Summa Scholar, 2019-2020
In Recognition of Her Commitment to Intergenerational Bonding
Participation in the International Zoom Meeting on COVID-19
Excellence in Research, Interviewing, and Writing
More than 175 people attended the virtual intergenerational Youth Power Solidarity Meetup that took place on May 20, 2020. I enjoyed participating in this experience with my maternal grandmother, Eileen Cooper-Reed, and my paternal grandmother, Marsha Swann, who joined remotely from Cincinnati, Ohio, and Oxon Hill, Maryland, respectively.
Participants hailed from Zambia, the Philippines, United Kingdom, Togo, and Kenya and from Nepal, Italy, Tanzania, and Canada. The conversation–which I thought would be only intergenerational– was also international. After we identified ourselves by name and by location, we split into breakout rooms where we were able to have meaningful discussions in smaller groups.
The conversations in the breakout rooms began with the question, “How are you seeing older or younger people portrayed in your home?” The second question was, “What can we do now/how can we take action in response to COVID-19?” In response to these questions, there was a euphony of voices that shared experiences. A central point of the responses was that young people and elders have one crucial thing in common: society does not value either group.

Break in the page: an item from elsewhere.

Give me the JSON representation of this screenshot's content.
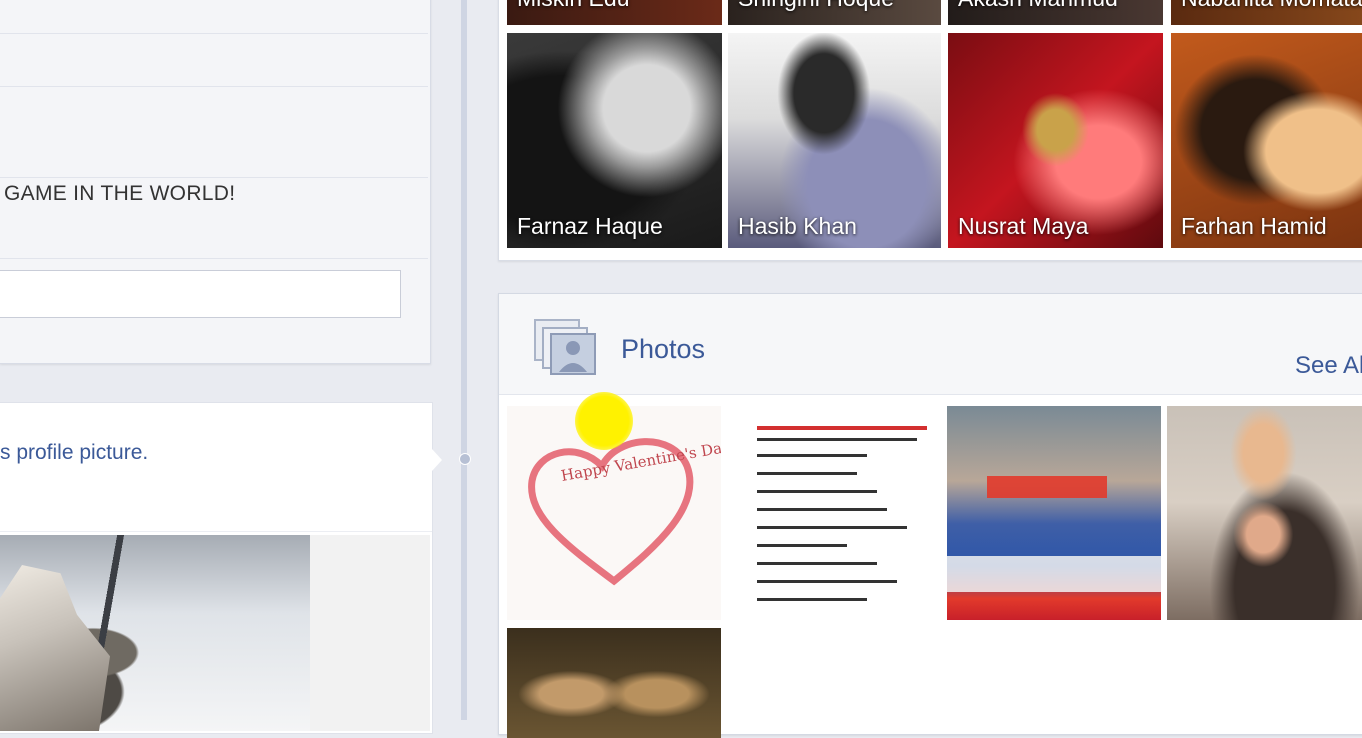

That is what my Nana, Eileen Reed, said. Adults, she said, do not want to be burdened by either group. My Grandma, Marsha Swann, shared stories about her father who was three years old and living with his parents in Washington, D.C. during the Flu pandemic. She explained, “At the time, the most profound spread of the virus was among troops headed to their positions in WWII.” Crowded conditions and movement contributed to many deaths among the troops. Similar conditions prevailed in U.S. urban areas.
The second wave of the virus was deadly because there were no vaccines or antibiotics with which the fight the virus. People fought with disinfectants, limited public gatherings, isolation — the same measures we are using today to protect ourselves from the coronavirus. Interestingly, my Grandma Marsha remembers that, although there was a shortage of medical personnel, African American nurses were NOT allowed to treat some patients.”
In the international zoom, elders asked us to consider elders who cannot drive and who can no longer take public transportation due to COVID-19. They asked us to consider elders whose routine health checkups have been delayed by COVID-19. They asked us to consider elders who are experiencing depression and loneliness because of safety measures all of us must observe during the pandemic.
I must confess that I once believed that dismantling systems of oppressions meant waiting for older people, through death, to be a small minority in the world. Then, and only then, would we see change. However, after my reading, writing and intergenerational experiences in Spelman’s Independent Scholars Oral History Project, I have reformed my way of thinking about elders and participating in this international zoom widened my world view on the focus of our research in SIS Seminar: Ageism: Whom It Hurts, How It Hurts, and Why It Thrives. It taught me that conversation is the key to bridging the gap between young people and older people. We need to spend more time together, share stories about life, and engage in discourse on how to change the world. This meetup was a call to action for me to do more. I was blessed to have heard the call from an international group that included my maternal grandmother Eileen Cooper-Reed and my paternal grandmother Marsha Swann.